== Data to examine

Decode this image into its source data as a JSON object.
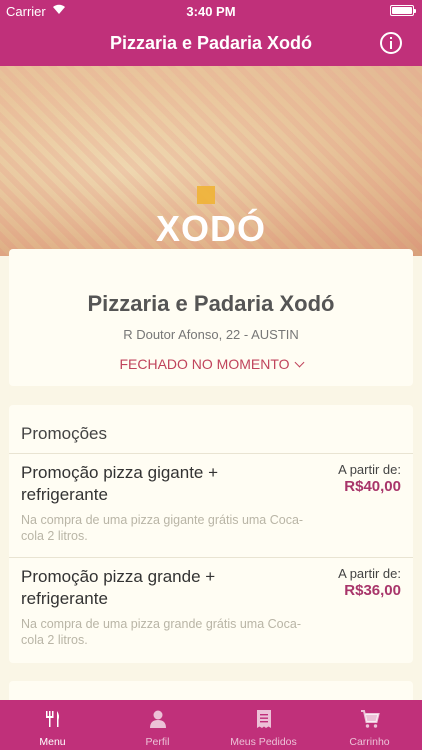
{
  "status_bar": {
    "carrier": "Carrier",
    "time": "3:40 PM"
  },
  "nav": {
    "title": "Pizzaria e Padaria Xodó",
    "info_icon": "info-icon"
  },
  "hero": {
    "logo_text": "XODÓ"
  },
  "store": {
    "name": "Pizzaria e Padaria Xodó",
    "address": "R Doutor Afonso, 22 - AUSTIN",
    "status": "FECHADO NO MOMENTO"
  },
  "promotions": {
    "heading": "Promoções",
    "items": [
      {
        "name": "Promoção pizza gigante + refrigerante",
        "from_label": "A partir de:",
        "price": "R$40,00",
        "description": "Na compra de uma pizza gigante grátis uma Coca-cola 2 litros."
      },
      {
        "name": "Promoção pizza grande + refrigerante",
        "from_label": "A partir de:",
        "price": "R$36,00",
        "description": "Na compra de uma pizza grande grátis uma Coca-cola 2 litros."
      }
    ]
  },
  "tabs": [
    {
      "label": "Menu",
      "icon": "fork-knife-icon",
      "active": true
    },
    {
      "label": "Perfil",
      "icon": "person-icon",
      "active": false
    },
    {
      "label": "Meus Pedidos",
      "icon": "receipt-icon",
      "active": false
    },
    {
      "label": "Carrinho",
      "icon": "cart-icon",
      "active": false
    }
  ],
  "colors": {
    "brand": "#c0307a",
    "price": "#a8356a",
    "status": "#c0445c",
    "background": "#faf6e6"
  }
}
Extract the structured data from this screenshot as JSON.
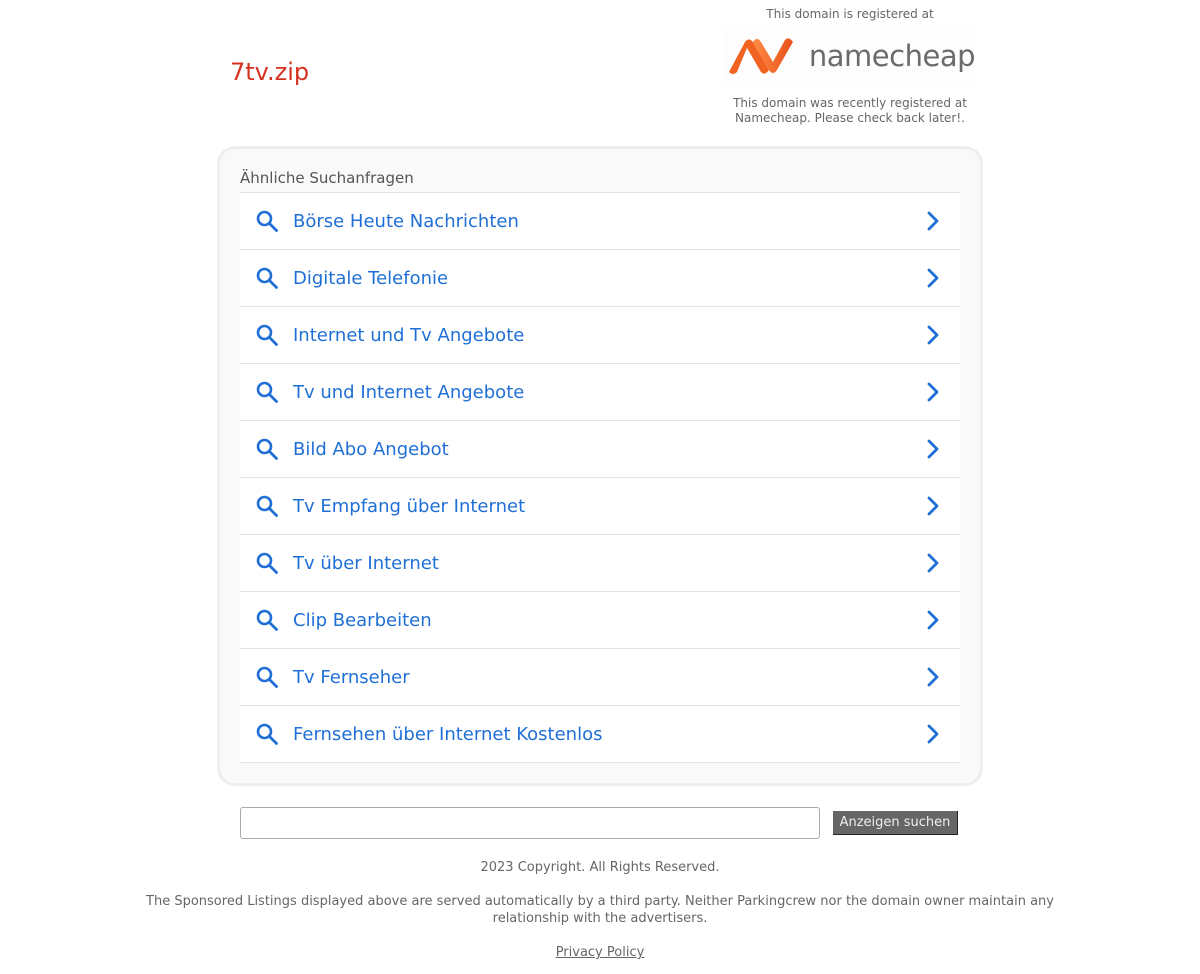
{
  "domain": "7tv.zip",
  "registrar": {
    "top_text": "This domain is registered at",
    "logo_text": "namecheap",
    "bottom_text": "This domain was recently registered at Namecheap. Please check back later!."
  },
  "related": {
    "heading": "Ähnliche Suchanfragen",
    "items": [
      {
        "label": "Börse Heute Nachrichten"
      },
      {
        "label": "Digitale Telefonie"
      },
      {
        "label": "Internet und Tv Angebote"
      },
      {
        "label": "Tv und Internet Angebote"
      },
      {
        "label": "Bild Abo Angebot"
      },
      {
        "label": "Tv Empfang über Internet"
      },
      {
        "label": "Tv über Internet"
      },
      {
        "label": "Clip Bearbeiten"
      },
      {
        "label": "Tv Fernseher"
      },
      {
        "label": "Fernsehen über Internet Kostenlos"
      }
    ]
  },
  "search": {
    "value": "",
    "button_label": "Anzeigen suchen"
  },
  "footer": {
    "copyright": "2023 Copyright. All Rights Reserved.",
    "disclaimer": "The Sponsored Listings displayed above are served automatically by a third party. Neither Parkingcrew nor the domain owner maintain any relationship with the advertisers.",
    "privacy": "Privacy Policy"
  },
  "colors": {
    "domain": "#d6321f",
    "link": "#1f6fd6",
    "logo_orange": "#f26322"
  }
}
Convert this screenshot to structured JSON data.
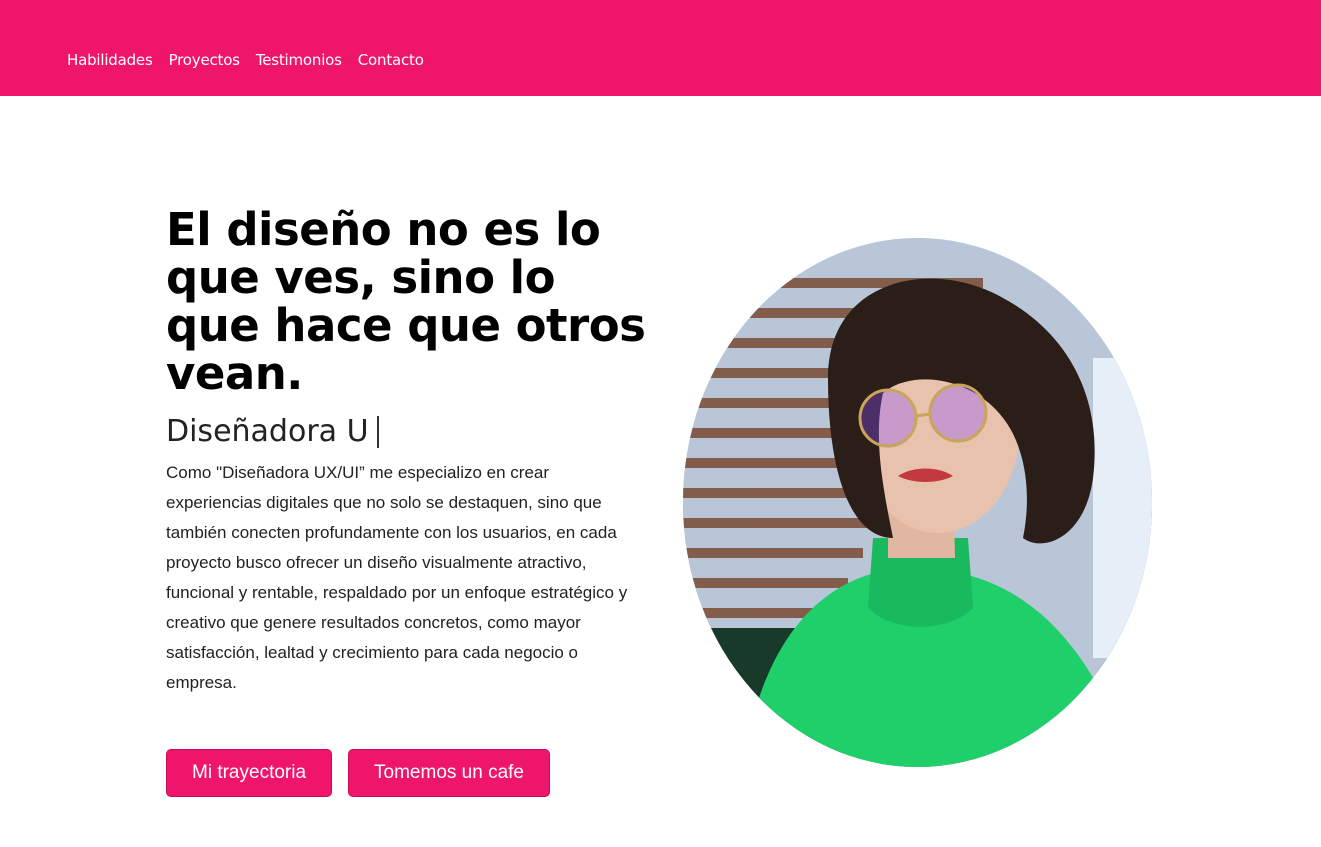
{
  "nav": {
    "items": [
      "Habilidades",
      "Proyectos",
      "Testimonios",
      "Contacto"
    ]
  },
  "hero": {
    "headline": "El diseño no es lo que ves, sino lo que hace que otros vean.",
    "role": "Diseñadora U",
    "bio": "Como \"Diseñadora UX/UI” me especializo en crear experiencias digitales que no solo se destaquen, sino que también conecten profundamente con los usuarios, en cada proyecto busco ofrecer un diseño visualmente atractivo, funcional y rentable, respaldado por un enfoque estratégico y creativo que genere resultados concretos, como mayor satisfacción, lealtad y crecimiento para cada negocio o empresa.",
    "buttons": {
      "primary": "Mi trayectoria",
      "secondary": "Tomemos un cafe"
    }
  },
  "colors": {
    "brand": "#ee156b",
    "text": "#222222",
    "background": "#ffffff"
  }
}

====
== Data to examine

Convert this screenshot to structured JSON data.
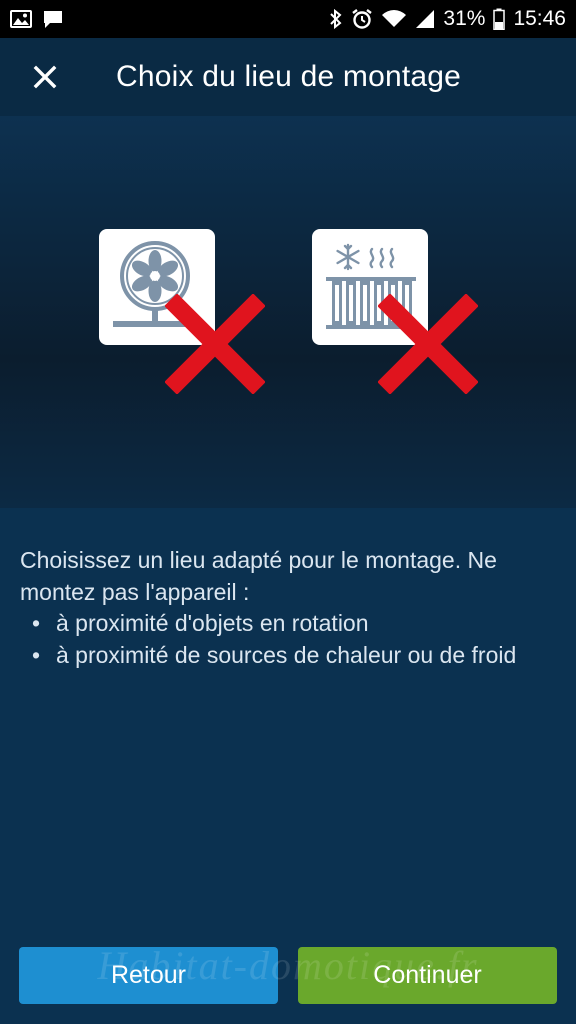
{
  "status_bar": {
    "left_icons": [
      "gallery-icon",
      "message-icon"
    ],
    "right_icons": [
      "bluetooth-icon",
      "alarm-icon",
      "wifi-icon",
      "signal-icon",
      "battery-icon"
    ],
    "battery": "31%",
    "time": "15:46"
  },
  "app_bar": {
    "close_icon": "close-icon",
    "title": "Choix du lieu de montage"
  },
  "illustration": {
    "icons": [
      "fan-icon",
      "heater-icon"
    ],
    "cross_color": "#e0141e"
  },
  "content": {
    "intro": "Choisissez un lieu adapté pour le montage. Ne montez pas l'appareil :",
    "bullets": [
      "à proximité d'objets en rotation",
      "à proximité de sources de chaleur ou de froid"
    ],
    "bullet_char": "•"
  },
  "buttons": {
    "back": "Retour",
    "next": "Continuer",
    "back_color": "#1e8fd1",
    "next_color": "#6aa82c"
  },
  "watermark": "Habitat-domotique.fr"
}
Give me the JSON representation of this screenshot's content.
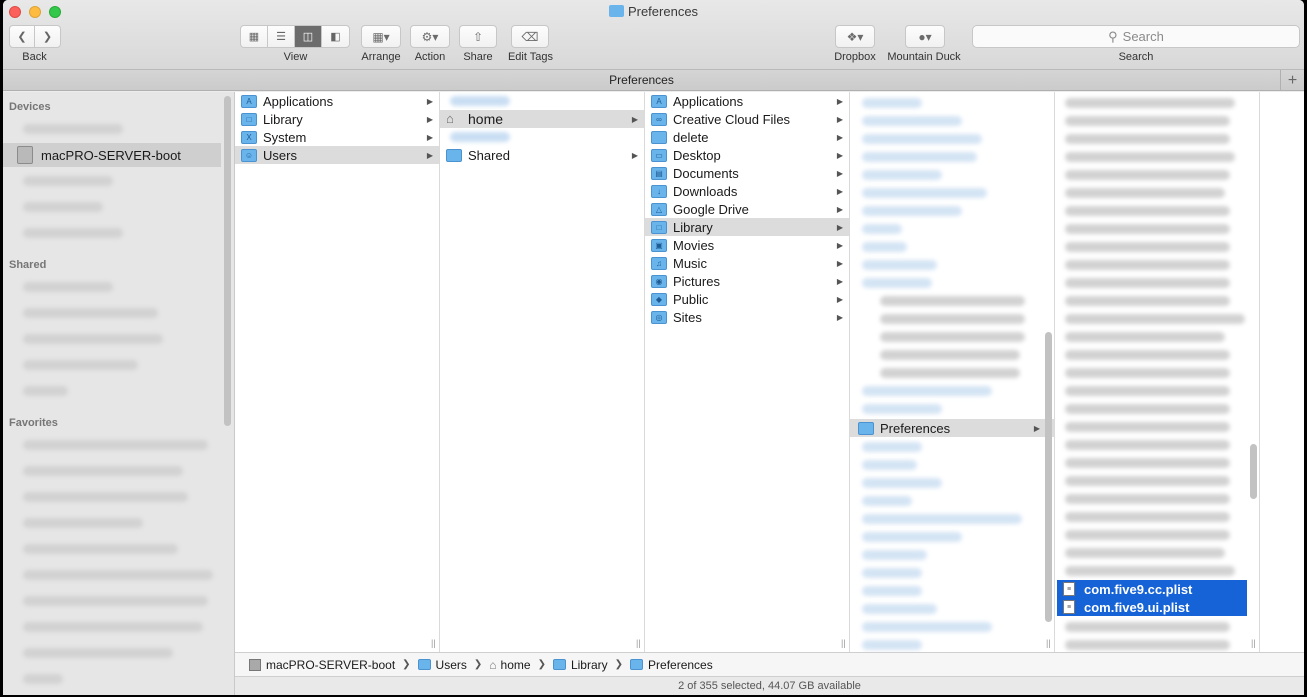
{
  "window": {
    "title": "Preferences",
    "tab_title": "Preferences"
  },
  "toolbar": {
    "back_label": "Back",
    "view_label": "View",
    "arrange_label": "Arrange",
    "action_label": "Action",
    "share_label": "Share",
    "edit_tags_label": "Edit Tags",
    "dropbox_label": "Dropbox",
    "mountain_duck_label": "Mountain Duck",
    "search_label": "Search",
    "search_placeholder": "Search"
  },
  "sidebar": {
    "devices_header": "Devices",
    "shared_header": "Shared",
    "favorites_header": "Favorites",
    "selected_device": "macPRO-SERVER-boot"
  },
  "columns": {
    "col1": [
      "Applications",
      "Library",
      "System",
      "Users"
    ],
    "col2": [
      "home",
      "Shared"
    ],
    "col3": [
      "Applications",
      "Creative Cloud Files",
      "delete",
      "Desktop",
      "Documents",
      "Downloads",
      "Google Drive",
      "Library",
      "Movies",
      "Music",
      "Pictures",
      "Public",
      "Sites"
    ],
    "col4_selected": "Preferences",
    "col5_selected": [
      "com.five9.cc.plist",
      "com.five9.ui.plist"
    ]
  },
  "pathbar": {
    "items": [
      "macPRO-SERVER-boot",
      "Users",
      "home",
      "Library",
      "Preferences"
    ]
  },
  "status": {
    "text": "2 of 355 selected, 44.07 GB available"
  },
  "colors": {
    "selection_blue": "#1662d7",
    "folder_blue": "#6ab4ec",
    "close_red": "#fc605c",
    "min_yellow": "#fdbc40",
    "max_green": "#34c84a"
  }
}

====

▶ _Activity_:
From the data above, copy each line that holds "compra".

▶ _Answer to this exercise_:
        "description": "Na compra de uma pizza gigante grátis uma Coca-cola 2 litros."
        "description": "Na compra de uma pizza grande grátis uma Coca-cola 2 litros."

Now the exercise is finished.